Dundon extended an invitation to fans sitting in the upper bowl at PNC Arena when the Canes take on the Ottawa Senators, offering them a spot in the lower bowl. If those are taken up, then the suites will open up. And if those are filled to the brim, Dundon will welcome fans into his owner’s box.

“I want the lower bowl to be energetic and packed,” Dundon told the News & Observer’s Chip Alexander on Tuesday. “It’s obvious it’s sort of a playoff push now. We’re going to let the people who want to come down and get a better experience. I think we’re going to run out of tickets so we’re going to have to open up suites … to make sure we take care of as many people as we can.”

Alexander pointed out that the Hurricanes are 30th in the NHL in home attendance at 12,936 for the first 21 games, which is just 69.3 percent of capacity.

A new owner trying to get fans engaged in his team and the on-ice product can’t be a bad thing.

When Dundon became the team’s majority owner earlier this month, he said he wants to win now.

“I value winning more than money,” Dundon said. “But it doesn’t mean I want to burn it.”

Getting fans closer to the action is one thing, but getting them to invest in lower-bowl seats is another.

But Alexander points out that attendance at PNC has been improving recently, noting that the for their Dec. 29 game against Pittsburgh, the turnout was 17,975.

The Dundon Effect seems to be working. Alexander notes that in the three home games since Dundon became owner, the Hurricanes have averaged 15,587 fans.

And this may only be the beginning of Dundon’s efforts.

“I would expect we would do it again because I like the idea,” he said. “We’ll see how it goes and how loud it gets. If it’s loud and I think it’s an advantage I think we’re going to try and do it more. We’ll find out.”
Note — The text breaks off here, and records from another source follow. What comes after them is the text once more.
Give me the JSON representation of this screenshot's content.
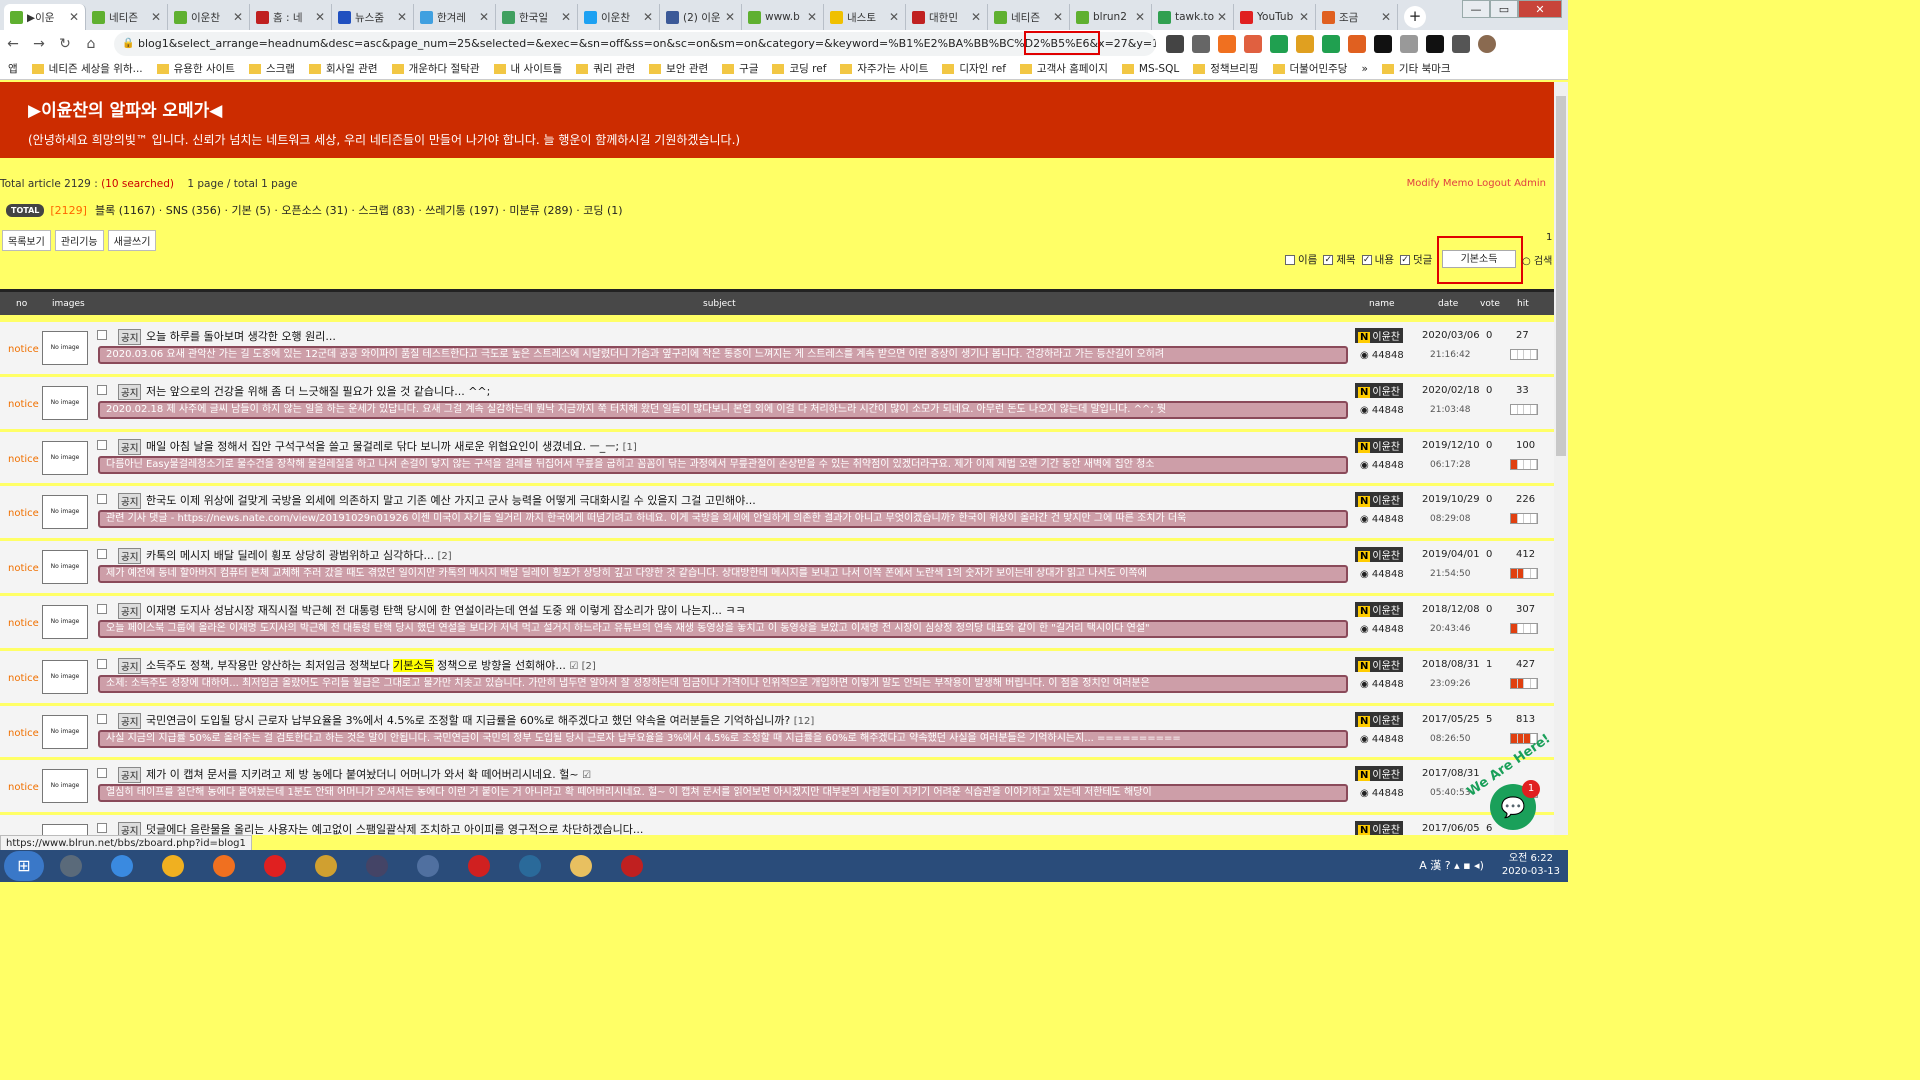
{
  "browser": {
    "tabs": [
      {
        "label": "▶이운",
        "color": "#5fb030",
        "active": true
      },
      {
        "label": "네티즌",
        "color": "#5fb030"
      },
      {
        "label": "이운찬",
        "color": "#5fb030"
      },
      {
        "label": "홈 : 네",
        "color": "#c02020"
      },
      {
        "label": "뉴스줌",
        "color": "#2050c0"
      },
      {
        "label": "한겨레",
        "color": "#40a0e0"
      },
      {
        "label": "한국일",
        "color": "#40a060"
      },
      {
        "label": "이운찬",
        "color": "#1da1f2"
      },
      {
        "label": "(2) 이운",
        "color": "#3b5998"
      },
      {
        "label": "www.b",
        "color": "#5fb030"
      },
      {
        "label": "내스토",
        "color": "#f0c000"
      },
      {
        "label": "대한민",
        "color": "#c02020"
      },
      {
        "label": "네티즌",
        "color": "#5fb030"
      },
      {
        "label": "blrun2",
        "color": "#5fb030"
      },
      {
        "label": "tawk.to",
        "color": "#30a050"
      },
      {
        "label": "YouTub",
        "color": "#e02020"
      },
      {
        "label": "조금 ",
        "color": "#e06020"
      }
    ],
    "new_tab": "+",
    "url": "blog1&select_arrange=headnum&desc=asc&page_num=25&selected=&exec=&sn=off&ss=on&sc=on&sm=on&category=&keyword=%B1%E2%BA%BB%BC%D2%B5%E6&x=27&y=13",
    "bookmarks": [
      "앱",
      "네티즌 세상을 위하...",
      "유용한 사이트",
      "스크랩",
      "회사일 관련",
      "개운하다 절탁관",
      "내 사이트들",
      "쿼리 관련",
      "보안 관련",
      "구글",
      "코딩 ref",
      "자주가는 사이트",
      "디자인 ref",
      "고객사 홈페이지",
      "MS-SQL",
      "정책브리핑",
      "더불어민주당",
      "»",
      "기타 북마크"
    ],
    "status_url": "https://www.blrun.net/bbs/zboard.php?id=blog1"
  },
  "board": {
    "title": "▶이윤찬의 알파와 오메가◀",
    "greeting": "(안녕하세요 희망의빛™ 입니다. 신뢰가 넘치는 네트워크 세상, 우리 네티즌들이 만들어 나가야 합니다. 늘 행운이 함께하시길 기원하겠습니다.)",
    "stats_prefix": "Total article 2129 : ",
    "stats_searched": "(10 searched)",
    "stats_page": "1 page / total 1 page",
    "admin_links": "Modify  Memo  Logout  Admin",
    "total_badge": "TOTAL",
    "total_count": "[2129]",
    "categories": "블록 (1167) · SNS (356) · 기본 (5) · 오픈소스 (31) · 스크랩 (83) · 쓰레기통 (197) · 미분류 (289) · 코딩 (1)",
    "buttons": [
      "목록보기",
      "관리기능",
      "새글쓰기"
    ],
    "page_indicator": "1",
    "search": {
      "options": [
        {
          "label": "이름",
          "checked": false
        },
        {
          "label": "제목",
          "checked": true
        },
        {
          "label": "내용",
          "checked": true
        },
        {
          "label": "덧글",
          "checked": true
        }
      ],
      "value": "기본소득",
      "button": "검색"
    },
    "columns": {
      "no": "no",
      "images": "images",
      "subject": "subject",
      "name": "name",
      "date": "date",
      "vote": "vote",
      "hit": "hit"
    },
    "posts": [
      {
        "notice": "notice",
        "tag": "공지",
        "subject": "오늘 하루를 돌아보며 생각한 오행 원리...",
        "comments": "",
        "preview": "2020.03.06 요새 관악산 가는 길 도중에 있는 12군데 공공 와이파이 품질 테스트한다고 극도로 높은 스트레스에 시달렸더니 가슴과 옆구리에 작은 통증이 느껴지는 게 스트레스를 계속 받으면 이런 증상이 생기나 봅니다. 건강하라고 가는 등산길이 오히려",
        "name": "이윤찬",
        "views": "44848",
        "date": "2020/03/06",
        "time": "21:16:42",
        "vote": "0",
        "hit": "27",
        "bars": 0
      },
      {
        "notice": "notice",
        "tag": "공지",
        "subject": "저는 앞으로의 건강을 위해 좀 더 느긋해질 필요가 있을 것 같습니다... ^^;",
        "comments": "",
        "preview": "2020.02.18 제 사주에 글씨 남들이 하지 않는 일을 하는 운세가 있답니다. 요새 그걸 계속 실감하는데 뭔낙 지금까지 쭉 터치해 왔던 일들이 많다보니 본업 외에 이걸 다 처리하느라 시간이 많이 소모가 되네요. 아무런 돈도 나오지 않는데 말입니다. ^^; 뭣",
        "name": "이윤찬",
        "views": "44848",
        "date": "2020/02/18",
        "time": "21:03:48",
        "vote": "0",
        "hit": "33",
        "bars": 0
      },
      {
        "notice": "notice",
        "tag": "공지",
        "subject": "매일 아침 날을 정해서 집안 구석구석을 쓸고 물걸레로 닦다 보니까 새로운 위협요인이 생겼네요. ㅡ_ㅡ;",
        "comments": "[1]",
        "preview": "다름아닌 Easy물걸레청소기로 물수건을 장착해 물걸레질을 하고 나서 손걸이 닿지 않는 구석을 걸레를 뒤집어서 무릎을 굽히고 꼼꼼이 닦는 과정에서 무릎관절이 손상받을 수 있는 취약점이 있겠더라구요. 제가 이제 제법 오랜 기간 동안 새벽에 집안 청소",
        "name": "이윤찬",
        "views": "44848",
        "date": "2019/12/10",
        "time": "06:17:28",
        "vote": "0",
        "hit": "100",
        "bars": 1
      },
      {
        "notice": "notice",
        "tag": "공지",
        "subject": "한국도 이제 위상에 걸맞게 국방을 외세에 의존하지 말고 기존 예산 가지고 군사 능력을 어떻게 극대화시킬 수 있을지 그걸 고민해야...",
        "comments": "",
        "preview": "관련 기사 댓글 - https://news.nate.com/view/20191029n01926 이젠 미국이 자기들 일거리 까지 한국에게 떠넘기려고 하네요. 이게 국방을 외세에 안일하게 의존한 결과가 아니고 무엇이겠습니까? 한국이 위상이 올라간 건 맞지만 그에 따른 조치가 더욱",
        "name": "이윤찬",
        "views": "44848",
        "date": "2019/10/29",
        "time": "08:29:08",
        "vote": "0",
        "hit": "226",
        "bars": 1
      },
      {
        "notice": "notice",
        "tag": "공지",
        "subject": "카톡의 메시지 배달 딜레이 횡포 상당히 광범위하고 심각하다...",
        "comments": "[2]",
        "preview": "제가 예전에 동네 할아버지 컴퓨터 본체 교체해 주러 갔을 때도 겪었던 일이지만 카톡의 메시지 배달 딜레이 횡포가 상당히 깊고 다양한 것 같습니다. 상대방한테 메시지를 보내고 나서 이쪽 폰에서 노란색 1의 숫자가 보이는데 상대가 읽고 나서도 이쪽에",
        "name": "이윤찬",
        "views": "44848",
        "date": "2019/04/01",
        "time": "21:54:50",
        "vote": "0",
        "hit": "412",
        "bars": 2
      },
      {
        "notice": "notice",
        "tag": "공지",
        "subject": "이재명 도지사 성남시장 재직시절 박근혜 전 대통령 탄핵 당시에 한 연설이라는데 연설 도중 왜 이렇게 잡소리가 많이 나는지... ㅋㅋ",
        "comments": "",
        "preview": "오늘 페이스북 그룹에 올라온 이재명 도지사의 박근혜 전 대통령 탄핵 당시 했던 연설을 보다가 저녁 먹고 설거지 하느라고 유튜브의 연속 재생 동영상을 놓치고 이 동영상을 보았고 이재명 전 시장이 심상정 정의당 대표와 같이 한 \"길거리 택시이다 연설\"",
        "name": "이윤찬",
        "views": "44848",
        "date": "2018/12/08",
        "time": "20:43:46",
        "vote": "0",
        "hit": "307",
        "bars": 1
      },
      {
        "notice": "notice",
        "tag": "공지",
        "subject_before": "소득주도 정책, 부작용만 양산하는 최저임금 정책보다 ",
        "subject_hl": "기본소득",
        "subject_after": " 정책으로 방향을 선회해야...",
        "comments": "☑ [2]",
        "preview": "소제: 소득주도 성장에 대하여... 최저임금 올랐어도 우리들 월급은 그대로고 물가만 치솟고 있습니다. 가만히 냅두면 알아서 잘 성장하는데 임금이나 가격이나 인위적으로 개입하면 이렇게 말도 안되는 부작용이 발생해 버립니다. 이 점을 정치인 여러분은",
        "name": "이윤찬",
        "views": "44848",
        "date": "2018/08/31",
        "time": "23:09:26",
        "vote": "1",
        "hit": "427",
        "bars": 2
      },
      {
        "notice": "notice",
        "tag": "공지",
        "subject": "국민연금이 도입될 당시 근로자 납부요율을 3%에서 4.5%로 조정할 때 지급률을 60%로 해주겠다고 했던 약속을 여러분들은 기억하십니까?",
        "comments": "[12]",
        "preview": "사실 지금의 지급률 50%로 올려주는 걸 검토한다고 하는 것은 말이 안됩니다. 국민연금이 국민의 정부 도입될 당시 근로자 납부요율을 3%에서 4.5%로 조정할 때 지급률을 60%로 해주겠다고 약속했던 사실을 여러분들은 기억하시는지... ==========",
        "name": "이윤찬",
        "views": "44848",
        "date": "2017/05/25",
        "time": "08:26:50",
        "vote": "5",
        "hit": "813",
        "bars": 3
      },
      {
        "notice": "notice",
        "tag": "공지",
        "subject": "제가 이 캡쳐 문서를 지키려고 제 방 농에다 붙여놨더니 어머니가 와서 확 떼어버리시네요. 헐~",
        "comments": "☑",
        "preview": "열심히 테이프를 절단해 농에다 붙여놨는데 1분도 안돼 어머니가 오셔서는 농에다 이런 거 붙이는 거 아니라고 확 떼어버리시네요. 헐~ 이 캡쳐 문서를 읽어보면 아시겠지만 대부분의 사람들이 지키기 어려운 식습관을 이야기하고 있는데 저한테도 해당이",
        "name": "이윤찬",
        "views": "44848",
        "date": "2017/08/31",
        "time": "05:40:53",
        "vote": "",
        "hit": "",
        "bars": 0
      },
      {
        "notice": "notice",
        "tag": "공지",
        "subject": "덧글에다 음란물을 올리는 사용자는 예고없이 스팸일괄삭제 조치하고 아이피를 영구적으로 차단하겠습니다...",
        "comments": "",
        "preview": "",
        "name": "이윤찬",
        "views": "44848",
        "date": "2017/06/05",
        "time": "",
        "vote": "6",
        "hit": "",
        "bars": 0
      }
    ]
  },
  "widget": {
    "badge": "1",
    "caption": "We Are Here!"
  },
  "taskbar": {
    "apps": [
      "#5a6a7a",
      "#3a8ae0",
      "#f0b020",
      "#f07020",
      "#e02020",
      "#d0a030",
      "#444466",
      "#5070a0",
      "#d02020",
      "#2a6a9a",
      "#e8c060",
      "#c02020"
    ],
    "tray_symbols": "A 漢 ? ▴ ▪ ◂)",
    "time": "오전 6:22",
    "date": "2020-03-13"
  },
  "colors": {
    "accent_red": "#cc2c00",
    "board_bg": "#ffff66",
    "preview_bg": "#cd9ea8",
    "notice": "#f07000"
  }
}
Scott Billeck is a writer for Pro Hockey Talk on NBC Sports. Drop him a line at or follow him on Twitter @scottbilleck